Aye, I am foolish for I know
That I shall sadden when you go,
And I am blind because I see
That you were more than God to me:
A brighter sun than Heaven’s shone
When I was with you, Daedalon.
Can I find strength enough to stand
The last slight pressure of your hand;
Can I find fortitude to bear
The knowledge that you are not there,
Then turn my Book of Life upon
The memory of Daedalon
Remember you! No, no, I’ll shut
The Book, or from its pages cut
The image of you graven there,
The dingy tangle of your hair,
Your ill-kept hands and lifeless face,
And seek friends in some other place.
Forget you? … When my heart repeats
Your wisdom to me as it beats? …
That always you may be the same
My rhymes shall vivify your name …
Aye, cunningly I’ll play upon
The happy name of Daedalon.
But you were cold to me, I know,

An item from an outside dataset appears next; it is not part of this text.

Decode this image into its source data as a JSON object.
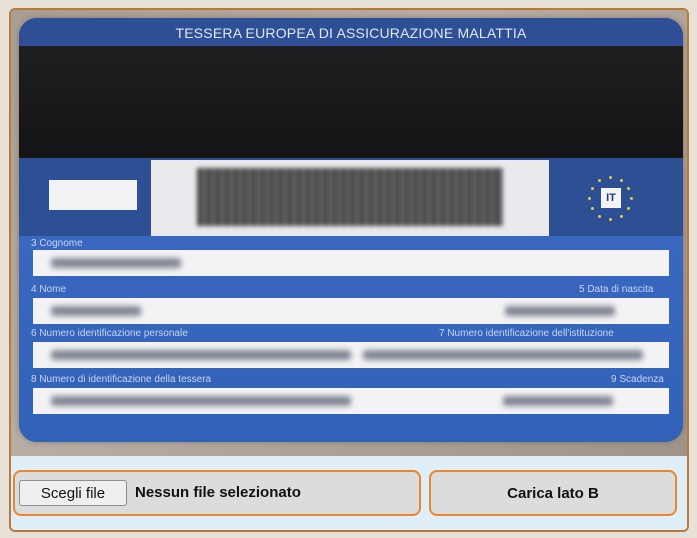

Who never dreamed my thoughts to show,
But sat content to hear you speak,
And see the bronzeness of your cheek,
Your sunburnt nose and wounded eye …

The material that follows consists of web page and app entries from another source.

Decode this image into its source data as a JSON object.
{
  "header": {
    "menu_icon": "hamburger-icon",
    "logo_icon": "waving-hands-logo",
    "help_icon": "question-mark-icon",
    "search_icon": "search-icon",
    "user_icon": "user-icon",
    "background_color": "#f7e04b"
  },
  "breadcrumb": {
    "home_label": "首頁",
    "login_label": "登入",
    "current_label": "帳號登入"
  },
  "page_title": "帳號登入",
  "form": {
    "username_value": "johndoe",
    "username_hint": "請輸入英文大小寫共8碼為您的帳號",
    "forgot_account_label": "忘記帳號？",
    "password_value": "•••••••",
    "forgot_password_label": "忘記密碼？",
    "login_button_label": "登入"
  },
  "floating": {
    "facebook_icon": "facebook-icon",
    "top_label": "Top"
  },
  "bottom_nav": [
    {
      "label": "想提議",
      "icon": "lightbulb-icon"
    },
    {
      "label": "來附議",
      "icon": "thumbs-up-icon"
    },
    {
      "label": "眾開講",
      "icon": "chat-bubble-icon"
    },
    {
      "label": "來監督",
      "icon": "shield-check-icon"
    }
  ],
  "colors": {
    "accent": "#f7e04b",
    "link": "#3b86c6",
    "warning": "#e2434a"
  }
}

But never told you, no, not I.
Yes, I am blind; but still I saw
The beauty of you all the more,
How slowly came your drawled reply,

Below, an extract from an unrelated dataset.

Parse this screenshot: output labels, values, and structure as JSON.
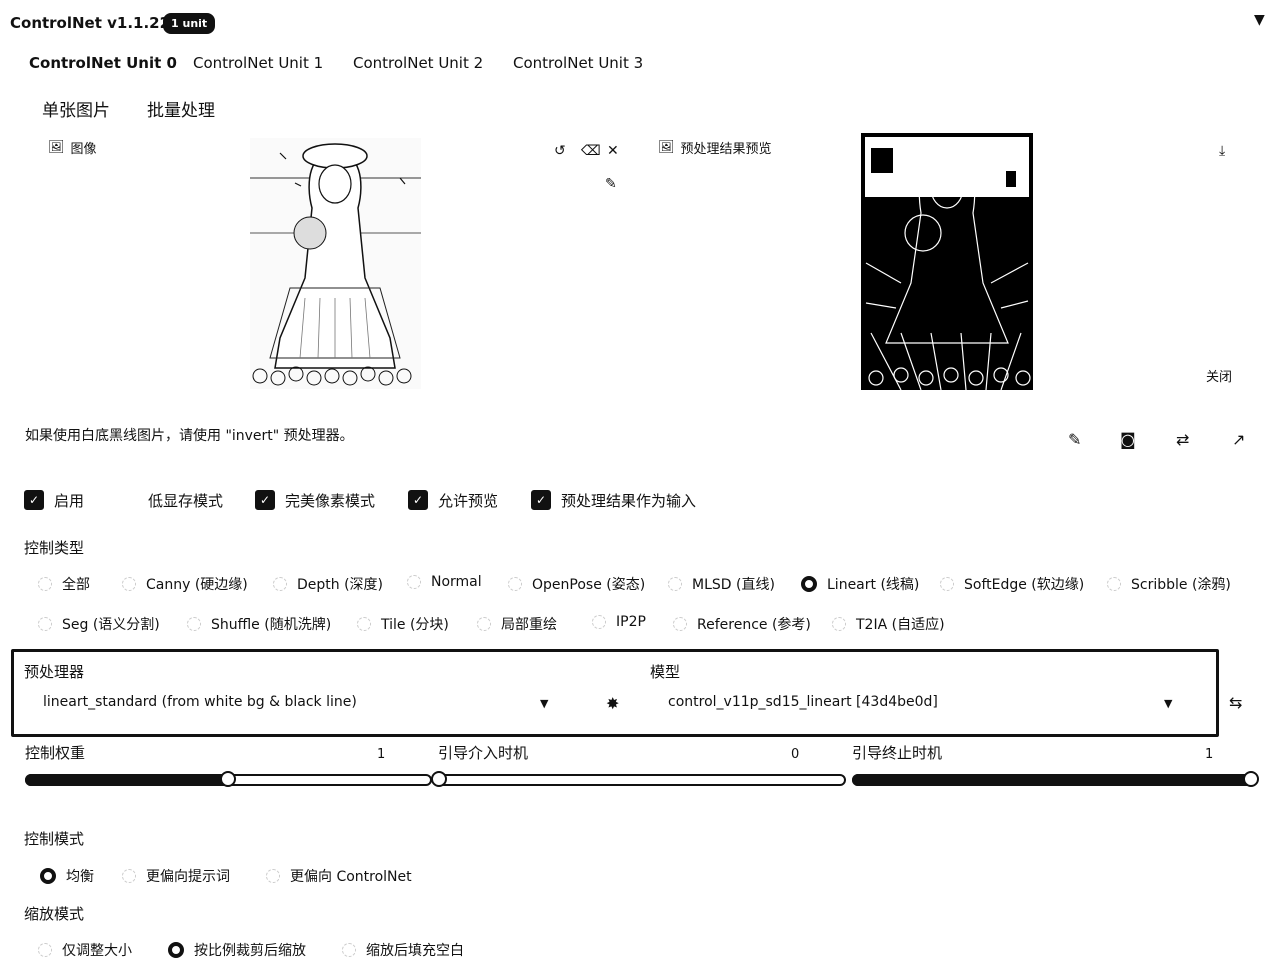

How gleamed your artificial eye;
And on the morrow you’ll be gone …
Ah, but I loved you, Daedalon.
by J.R. ACKERLEY (1896-1967)
Public Domain Poetry